Hanck Orn's son is dead. When they come to the door they tell him it was a heart attack, but he knows they are lying.
So he travels to the outermost reaches of the land to find out what really happened. When he lands on the island he is met by a young woman, hair streaked with blood, raving like a lunatic. She is one of the sisters, who tell him the story of how his son died in the great hall of the Clan, the Norse gods, who were holding a party. But the festivities soon got out of hand, the guests began to argue with one another, and the mischievous shapeshifter Loki dealt a deadly blow.
Set in a dystopian future that recalls Orwell and Zamyatin, Klas Ostergren has weaved a dizzying story of magnificent scope and foul play.
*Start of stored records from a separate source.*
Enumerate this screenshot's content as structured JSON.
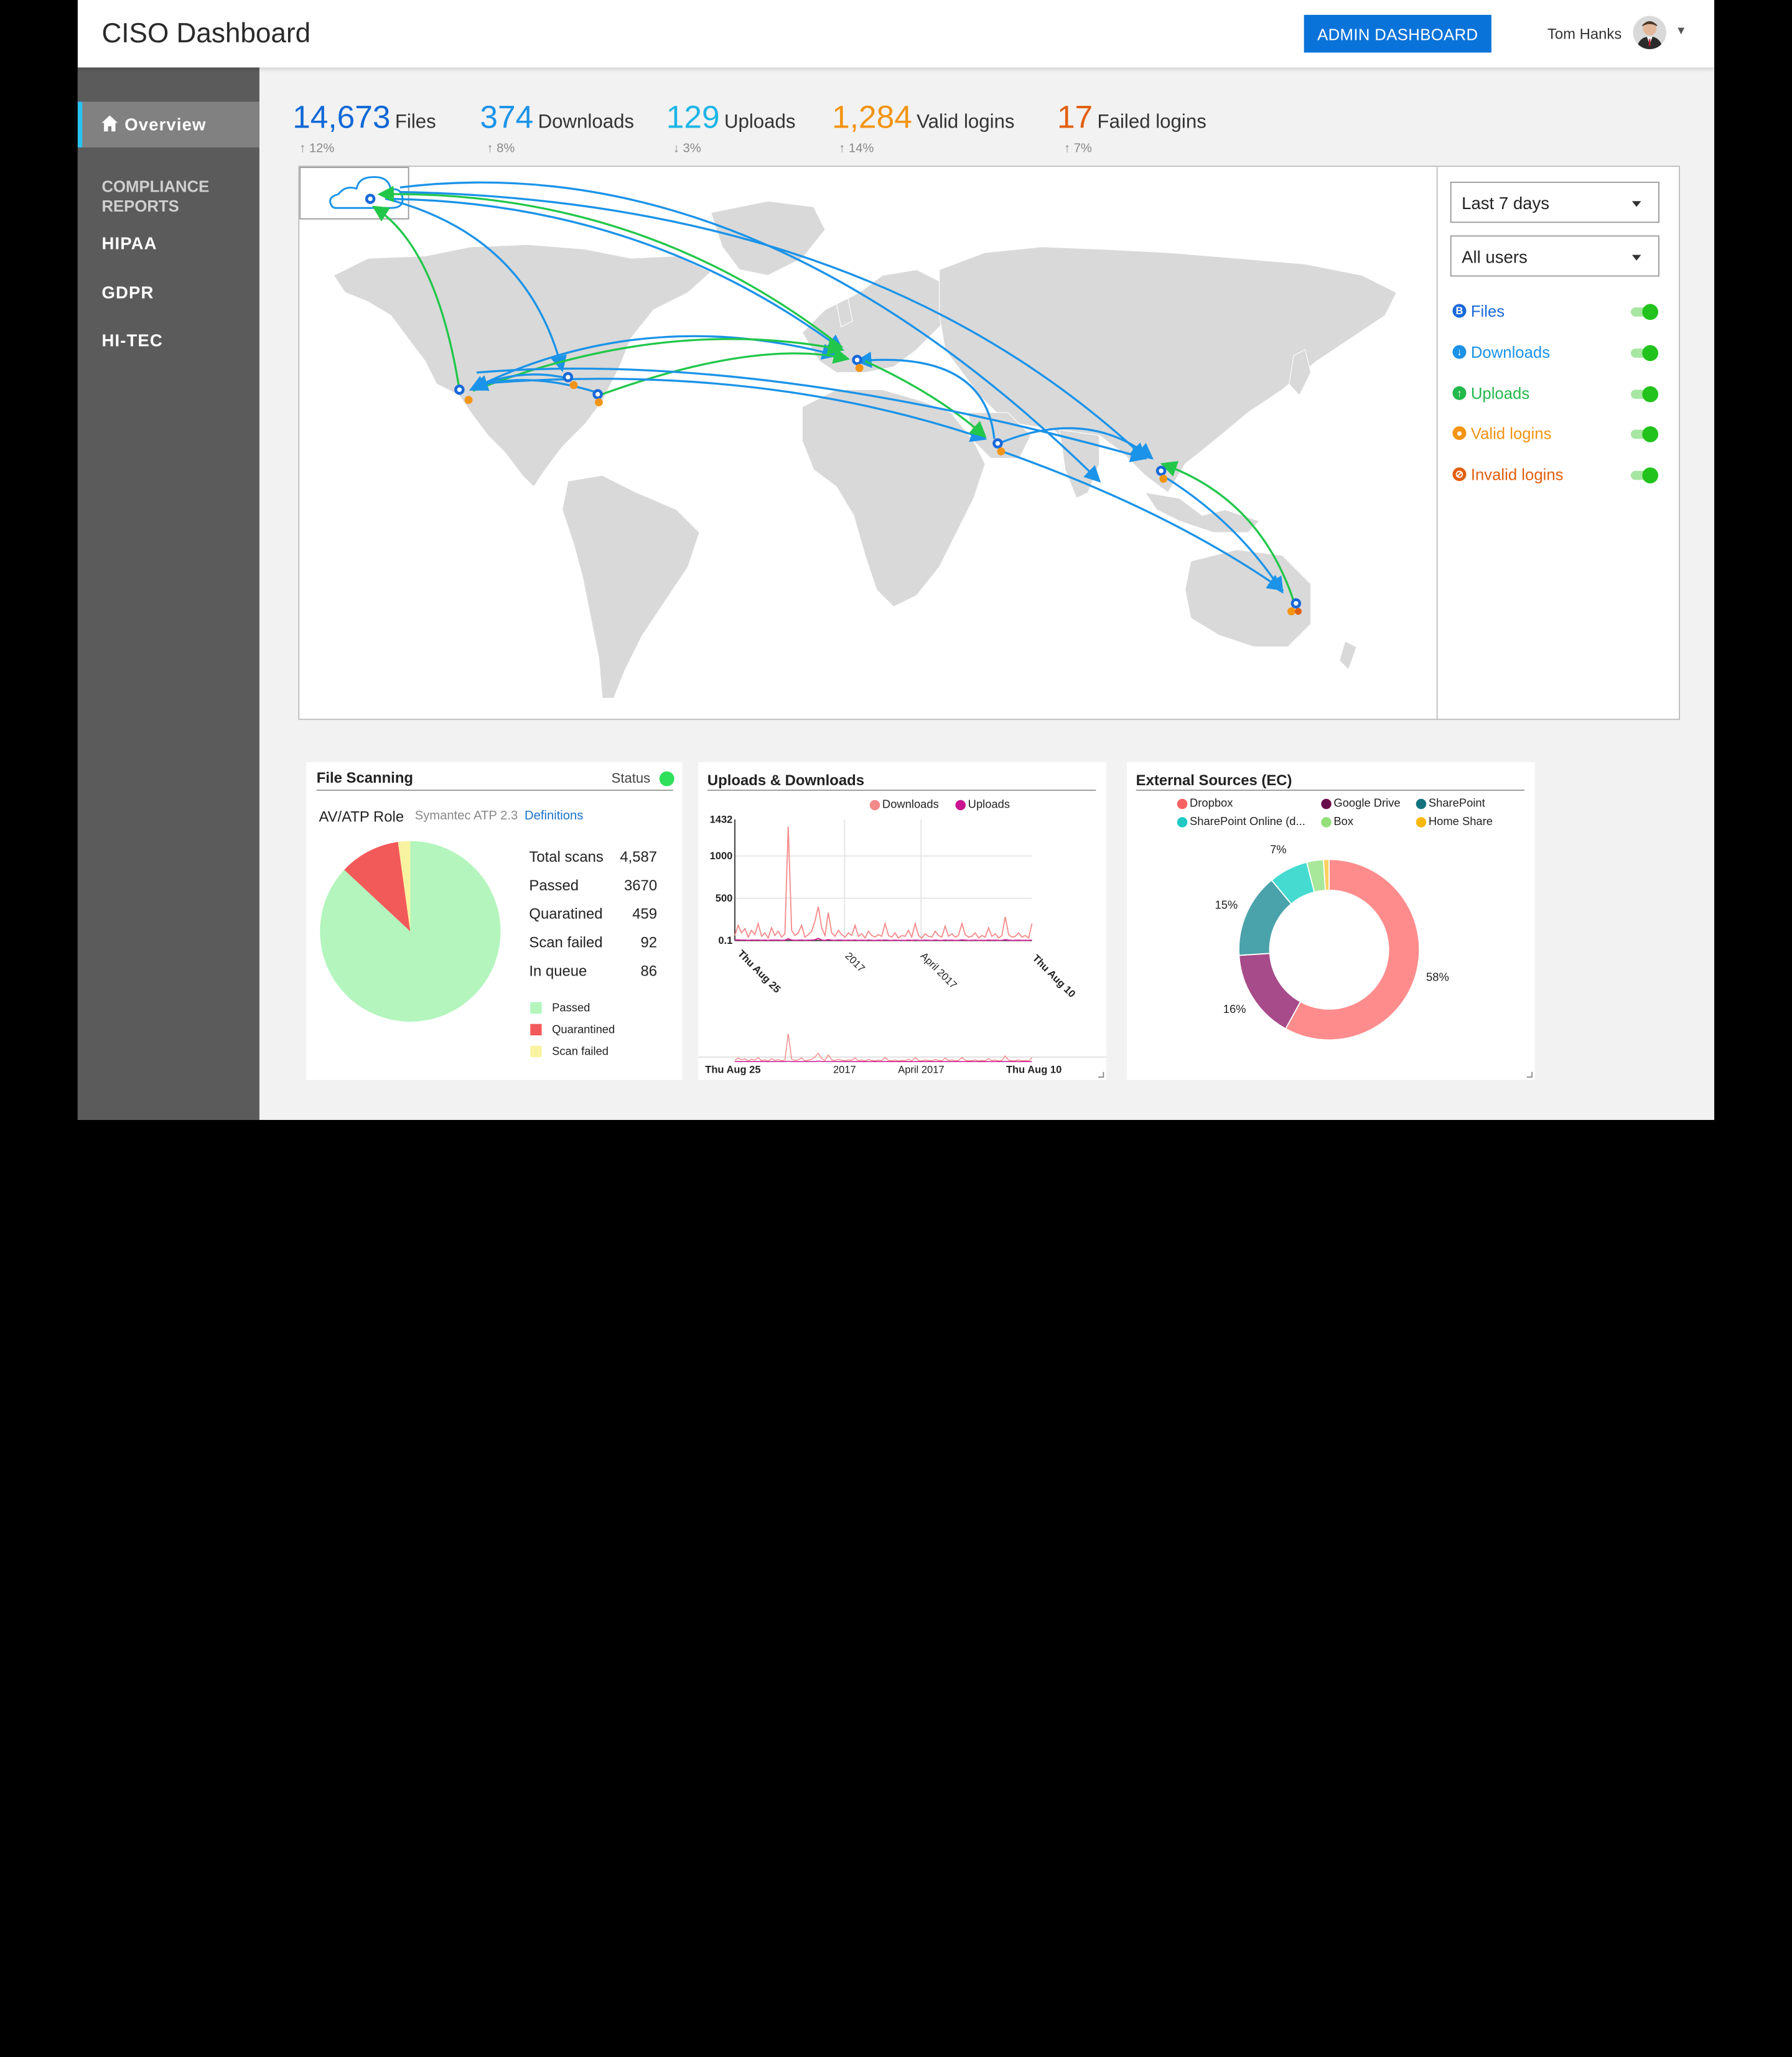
{
  "header": {
    "title": "CISO Dashboard",
    "admin_button": "ADMIN DASHBOARD",
    "user_name": "Tom Hanks"
  },
  "sidebar": {
    "overview": "Overview",
    "compliance_title": "COMPLIANCE REPORTS",
    "reports": [
      {
        "label": "HIPAA",
        "status_color": "#2ee05a"
      },
      {
        "label": "GDPR",
        "status_color": "#2ee05a"
      },
      {
        "label": "HI-TEC",
        "status_color": "#f5b92c"
      }
    ]
  },
  "kpis": [
    {
      "value": "14,673",
      "label": "Files",
      "change": "12%",
      "direction": "up",
      "color": "#0f68d6"
    },
    {
      "value": "374",
      "label": "Downloads",
      "change": "8%",
      "direction": "up",
      "color": "#1b93e8"
    },
    {
      "value": "129",
      "label": "Uploads",
      "change": "3%",
      "direction": "down",
      "color": "#1db5e6"
    },
    {
      "value": "1,284",
      "label": "Valid logins",
      "change": "14%",
      "direction": "up",
      "color": "#f39414"
    },
    {
      "value": "17",
      "label": "Failed logins",
      "change": "7%",
      "direction": "up",
      "color": "#e25f0e"
    }
  ],
  "filters": {
    "period": "Last 7 days",
    "users": "All users",
    "layers": [
      {
        "label": "Files",
        "color": "#1969d9",
        "icon": "files-icon",
        "enabled": true
      },
      {
        "label": "Downloads",
        "color": "#1b93e8",
        "icon": "download-icon",
        "enabled": true
      },
      {
        "label": "Uploads",
        "color": "#22b84a",
        "icon": "upload-icon",
        "enabled": true
      },
      {
        "label": "Valid logins",
        "color": "#f39414",
        "icon": "user-icon",
        "enabled": true
      },
      {
        "label": "Invalid logins",
        "color": "#e25f0e",
        "icon": "blocked-icon",
        "enabled": true
      }
    ]
  },
  "file_scanning": {
    "title": "File Scanning",
    "status_label": "Status",
    "status_color": "#2ee05a",
    "role_label": "AV/ATP Role",
    "engine": "Symantec ATP 2.3",
    "definitions_link": "Definitions",
    "stats": [
      {
        "label": "Total scans",
        "value": "4,587"
      },
      {
        "label": "Passed",
        "value": "3670"
      },
      {
        "label": "Quaratined",
        "value": "459"
      },
      {
        "label": "Scan failed",
        "value": "92"
      },
      {
        "label": "In queue",
        "value": "86"
      }
    ],
    "legend": [
      {
        "label": "Passed",
        "color": "#b3f5bd"
      },
      {
        "label": "Quarantined",
        "color": "#f25a5a"
      },
      {
        "label": "Scan failed",
        "color": "#f7f3a0"
      }
    ]
  },
  "uploads_downloads": {
    "title": "Uploads & Downloads",
    "legend": [
      {
        "label": "Downloads",
        "color": "#f58a8a"
      },
      {
        "label": "Uploads",
        "color": "#c9158f"
      }
    ],
    "y_ticks": [
      "1432",
      "1000",
      "500",
      "0.1"
    ],
    "x_ticks": [
      "Thu Aug 25",
      "2017",
      "April 2017",
      "Thu Aug 10"
    ],
    "nav_ticks": [
      "Thu Aug 25",
      "2017",
      "April 2017",
      "Thu Aug 10"
    ]
  },
  "external_sources": {
    "title": "External Sources (EC)",
    "legend": [
      {
        "label": "Dropbox",
        "color": "#f76262"
      },
      {
        "label": "Google Drive",
        "color": "#6b0a4a"
      },
      {
        "label": "SharePoint",
        "color": "#13727e"
      },
      {
        "label": "SharePoint Online (d...",
        "color": "#21c9c4"
      },
      {
        "label": "Box",
        "color": "#93e07a"
      },
      {
        "label": "Home Share",
        "color": "#f9b810"
      }
    ]
  },
  "chart_data": [
    {
      "type": "pie",
      "title": "File Scanning",
      "categories": [
        "Passed",
        "Quarantined",
        "Scan failed"
      ],
      "values": [
        3670,
        459,
        92
      ],
      "colors": [
        "#b3f5bd",
        "#f25a5a",
        "#f7f3a0"
      ]
    },
    {
      "type": "line",
      "title": "Uploads & Downloads",
      "ylim": [
        0.1,
        1432
      ],
      "series": [
        {
          "name": "Downloads",
          "color": "#f58a8a",
          "values": [
            60,
            180,
            90,
            140,
            40,
            120,
            70,
            200,
            50,
            90,
            30,
            150,
            60,
            110,
            40,
            80,
            1350,
            120,
            60,
            90,
            180,
            40,
            70,
            110,
            230,
            400,
            150,
            60,
            330,
            90,
            50,
            120,
            70,
            40,
            90,
            60,
            180,
            50,
            80,
            30,
            110,
            60,
            40,
            70,
            50,
            200,
            60,
            40,
            90,
            30,
            60,
            50,
            120,
            40,
            200,
            60,
            30,
            80,
            50,
            40,
            110,
            60,
            40,
            170,
            50,
            80,
            40,
            60,
            200,
            70,
            40,
            50,
            90,
            30,
            60,
            40,
            150,
            50,
            80,
            30,
            60,
            280,
            70,
            40,
            50,
            90,
            40,
            60,
            30,
            200
          ]
        },
        {
          "name": "Uploads",
          "color": "#c9158f",
          "values": [
            5,
            8,
            4,
            6,
            3,
            5,
            4,
            6,
            3,
            5,
            2,
            6,
            4,
            5,
            3,
            4,
            20,
            5,
            3,
            4,
            6,
            3,
            4,
            5,
            8,
            25,
            6,
            3,
            10,
            4,
            3,
            5,
            4,
            2,
            4,
            3,
            6,
            2,
            4,
            2,
            5,
            3,
            2,
            4,
            3,
            6,
            3,
            2,
            4,
            2,
            3,
            2,
            5,
            2,
            6,
            3,
            2,
            4,
            3,
            2,
            5,
            3,
            2,
            6,
            3,
            4,
            2,
            3,
            7,
            4,
            2,
            3,
            4,
            2,
            3,
            2,
            6,
            3,
            4,
            2,
            3,
            9,
            4,
            2,
            3,
            4,
            2,
            3,
            2,
            6
          ]
        }
      ]
    },
    {
      "type": "pie",
      "title": "External Sources (EC)",
      "donut": true,
      "categories": [
        "Dropbox",
        "Google Drive",
        "SharePoint",
        "SharePoint Online (d...",
        "Box",
        "Home Share"
      ],
      "values": [
        58,
        16,
        15,
        7,
        3,
        1
      ],
      "data_labels": [
        "58%",
        "16%",
        "15%",
        "7%",
        "",
        ""
      ],
      "colors": [
        "#fe8c8c",
        "#a74b8a",
        "#4aa2ab",
        "#46dbd1",
        "#a8e89a",
        "#fad05e"
      ]
    }
  ]
}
Moving from the golden halls to the depths of the underworld, it is about one man's search for justice for his son in a world on the brink. A place where true love is so strong it can bring about the end of time.
* Praise for Gentlemen: An exuberant, complicated thriller and literary tour de force ... the unravelling of the mystery is extremely compelling and highly imaginative. -- Kate Saunders The Times * Praise for Gentlemen: An amusing, vivid depiction of a romantic era in post-war Sweden. Herald * Praise for Gentlemen: A modern Swedish classic. Financial Times * Klas Otergren's contribution to the Myths series has a terrific plotline ... courageous blend of sci fi, crime fiction and mythology, of genre sensibility and literary style. Sunday Business Post * When not translating luminaries like Salinger, Pinter and Ted Hughes into Swedish, Klas Ostegren is one of the country's most famous authors ... [The Hurricane Party is] an ambitious and fully fleshed-out entry in the Myths series. -- Alastair Mabbot Herald * The reader is very quickly spun into very strange realms in Klas Ostergren's wildly imaginative take on the Norse myths. Ostergren's high-octane weaving together of future dystopia with ancient mythology makes for an exhilarating adventure that races through times, places and ideas. -- Tina Jackson Metro * The novel details the slow, sensitive blossoming of a man from a loveless unit in a totalitarian state to someone whose account of his emotional travail might, it is suggested, change the heart of society ... an insightful and moving work. -- Eric Brown Guardian * A pleasurably idiosyncratic fable about surviving grief. -- Adrian Turpin Financial Times